We also work as a matchmaker in supporting the faculty with industry projects. For example, we currently have a project with BMW where we matched a faculty lecturer and an industry professional to work together on creating assignments for Communication Arts students. Previous experience of projects like this has shown that when the professionals interact with and see student performance it frequently leads to future career opportunities.

career Hub

Students looking for a job

When looking for a job, communication skills are essential. The first thing students have to learn is how to sell themselves. They must learn how to communicate well in order to be selected and this starts with the CV. They must learn how to write a CV because that is what initially represents them. A CV needs to be different depending on the job, so we guide students in the creation of CVs tailor-made for the specific position and organisation that they are applying for. This is one of the more important skills.

Next comes how they communicate with their potential employer. It starts with the email application and the balance of formality and friendliness. The email is important as the CV and cover letter are attachments. How the students communicate, how they talk on the phone with the employer, how they make the first impression are all vital factors.


Industry feedback and student experience

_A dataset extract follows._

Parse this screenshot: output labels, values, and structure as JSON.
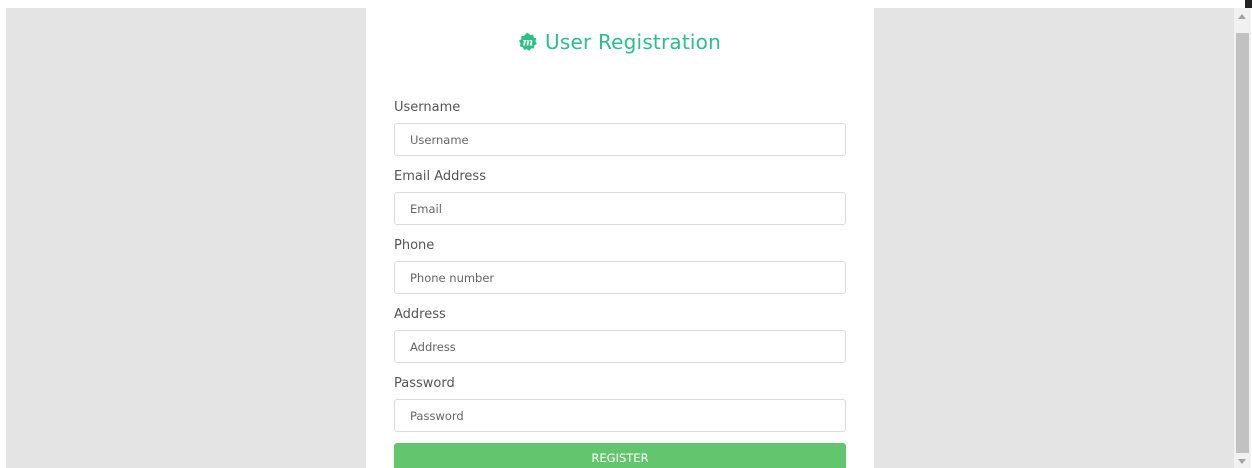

The majority of the feedback we get from industry partners is that they are very impressed with our students, especially when it comes to their communication and multicultural skills. As most of our partners are international corporations, Stamford can provide them with the students they are looking for. I believe our students can close the capability gap. The capability gap is the expectations of employers and the skills they need, and the fact that Stamford students have the skills they are looking for. I think this is down to the nature of our partners, they are international, and the fact that our internship students and graduates can communicate well in English and can rapidly adapt to an organisation’s culture.

Career Hub

Last year we had about 120 guest speakers, 20 industry projects and a large number of site visits. This means that during the first three years before internship, students can expand their industry experience. The result is that every term they will gain exposure to industry and have the chance to talk with professionals, so when they enter the workplace, they feel comfortable. They know how to communicate. This is what makes a Stamford graduate different from other universities.


Working at Stamford

What I love about my job is first, we work in education. At Stamford, we build young people. I love that I can relate my passion into my job and the mission of my department – to grow and develop the capabilities of the next generation. Once students graduate, they will use their capabilities to develop and take care of themselves, their families, and their society, wherever they are from.

Every day when I work, we connect and collaborate with all Stamford stakeholders. This means I have the opportunity to meet a new person that wants to contribute to education on a daily basis. It is very rewarding.

At Stamford, we are free to share our opinions, our new ideas. All our colleagues here are very open and we listen to each other. There is also the beautiful aspect of the cross-cultural community here. We don’t have boundaries regarding nationalities at all. I feel we bring the world to the Stamford family. I studied in Australia and France and I honestly find Stamford more multicultural. In my previous class, we had students from 15 countries. My colleagues come from over 50 countries. This job lets me learn every day, not just in a Thai context, but an international one.

Leave a Reply

Your email address will not be published.

You may use these HTML tags and attributes:

<a href="" title=""> <abbr title=""> <acronym title=""> <b> <blockquote cite=""> <cite> <code> <del datetime=""> <em> <i> <q cite=""> <s> <strike> <strong>